== Work to be completed ==
Report every line below that has the string "text" in it.

== Available data ==

=== Begin Enclosure ===

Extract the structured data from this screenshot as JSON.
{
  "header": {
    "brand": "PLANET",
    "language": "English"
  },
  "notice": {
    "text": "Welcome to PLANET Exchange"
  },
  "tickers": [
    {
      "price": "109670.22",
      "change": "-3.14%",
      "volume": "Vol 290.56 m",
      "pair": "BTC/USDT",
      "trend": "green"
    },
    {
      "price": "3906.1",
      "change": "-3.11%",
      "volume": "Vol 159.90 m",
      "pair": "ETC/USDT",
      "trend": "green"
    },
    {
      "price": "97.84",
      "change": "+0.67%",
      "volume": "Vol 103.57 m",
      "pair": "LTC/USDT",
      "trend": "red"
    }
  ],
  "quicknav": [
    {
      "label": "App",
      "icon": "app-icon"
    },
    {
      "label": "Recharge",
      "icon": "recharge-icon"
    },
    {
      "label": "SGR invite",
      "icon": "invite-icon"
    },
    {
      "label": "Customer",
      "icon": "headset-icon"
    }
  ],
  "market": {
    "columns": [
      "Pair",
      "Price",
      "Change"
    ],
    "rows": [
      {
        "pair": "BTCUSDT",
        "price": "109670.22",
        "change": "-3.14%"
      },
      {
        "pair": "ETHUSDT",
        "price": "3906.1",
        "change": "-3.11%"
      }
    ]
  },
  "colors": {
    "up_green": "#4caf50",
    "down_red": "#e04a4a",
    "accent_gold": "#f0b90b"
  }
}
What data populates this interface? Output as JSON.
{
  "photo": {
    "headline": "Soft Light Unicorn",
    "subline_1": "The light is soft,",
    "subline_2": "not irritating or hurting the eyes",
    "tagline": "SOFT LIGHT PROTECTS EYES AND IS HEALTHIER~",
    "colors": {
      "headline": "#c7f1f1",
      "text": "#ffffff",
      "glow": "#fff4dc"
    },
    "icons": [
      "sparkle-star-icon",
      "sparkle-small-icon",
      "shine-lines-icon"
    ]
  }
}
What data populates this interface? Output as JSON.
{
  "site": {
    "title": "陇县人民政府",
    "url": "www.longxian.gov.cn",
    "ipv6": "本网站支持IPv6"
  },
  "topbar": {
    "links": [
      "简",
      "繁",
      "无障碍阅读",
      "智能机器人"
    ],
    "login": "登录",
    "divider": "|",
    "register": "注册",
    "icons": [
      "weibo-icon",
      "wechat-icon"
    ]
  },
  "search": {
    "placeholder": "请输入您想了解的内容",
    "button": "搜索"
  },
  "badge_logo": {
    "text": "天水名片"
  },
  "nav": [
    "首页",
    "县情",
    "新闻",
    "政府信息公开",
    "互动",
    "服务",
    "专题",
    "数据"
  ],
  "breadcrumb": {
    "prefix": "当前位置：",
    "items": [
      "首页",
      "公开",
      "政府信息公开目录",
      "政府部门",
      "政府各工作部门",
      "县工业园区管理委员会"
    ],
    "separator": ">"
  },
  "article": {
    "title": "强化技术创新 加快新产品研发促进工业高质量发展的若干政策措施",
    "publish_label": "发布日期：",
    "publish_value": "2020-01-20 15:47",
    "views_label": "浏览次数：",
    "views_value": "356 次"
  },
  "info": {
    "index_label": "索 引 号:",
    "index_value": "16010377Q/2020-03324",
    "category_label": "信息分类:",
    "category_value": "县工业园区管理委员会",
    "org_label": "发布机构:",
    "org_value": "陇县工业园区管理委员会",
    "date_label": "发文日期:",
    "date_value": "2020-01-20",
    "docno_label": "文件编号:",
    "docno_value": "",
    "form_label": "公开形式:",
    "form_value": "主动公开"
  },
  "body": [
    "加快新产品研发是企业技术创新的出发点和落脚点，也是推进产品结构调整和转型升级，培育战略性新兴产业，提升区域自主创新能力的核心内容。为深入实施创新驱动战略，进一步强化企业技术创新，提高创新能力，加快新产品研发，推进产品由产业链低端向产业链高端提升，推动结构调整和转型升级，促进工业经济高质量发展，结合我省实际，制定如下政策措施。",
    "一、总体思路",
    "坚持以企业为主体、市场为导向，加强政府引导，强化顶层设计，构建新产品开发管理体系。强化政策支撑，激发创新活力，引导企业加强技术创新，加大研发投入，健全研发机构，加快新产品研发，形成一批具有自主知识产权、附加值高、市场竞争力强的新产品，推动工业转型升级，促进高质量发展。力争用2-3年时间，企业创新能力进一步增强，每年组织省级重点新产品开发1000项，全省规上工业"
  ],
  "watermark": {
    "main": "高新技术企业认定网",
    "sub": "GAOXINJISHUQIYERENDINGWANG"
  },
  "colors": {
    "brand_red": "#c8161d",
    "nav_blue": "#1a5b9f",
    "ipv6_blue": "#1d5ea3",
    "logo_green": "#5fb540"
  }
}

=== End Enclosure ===

== Response to this exercise ==
    "text": "Welcome to PLANET Exchange"
      "text": "#ffffff",
    "text": "天水名片"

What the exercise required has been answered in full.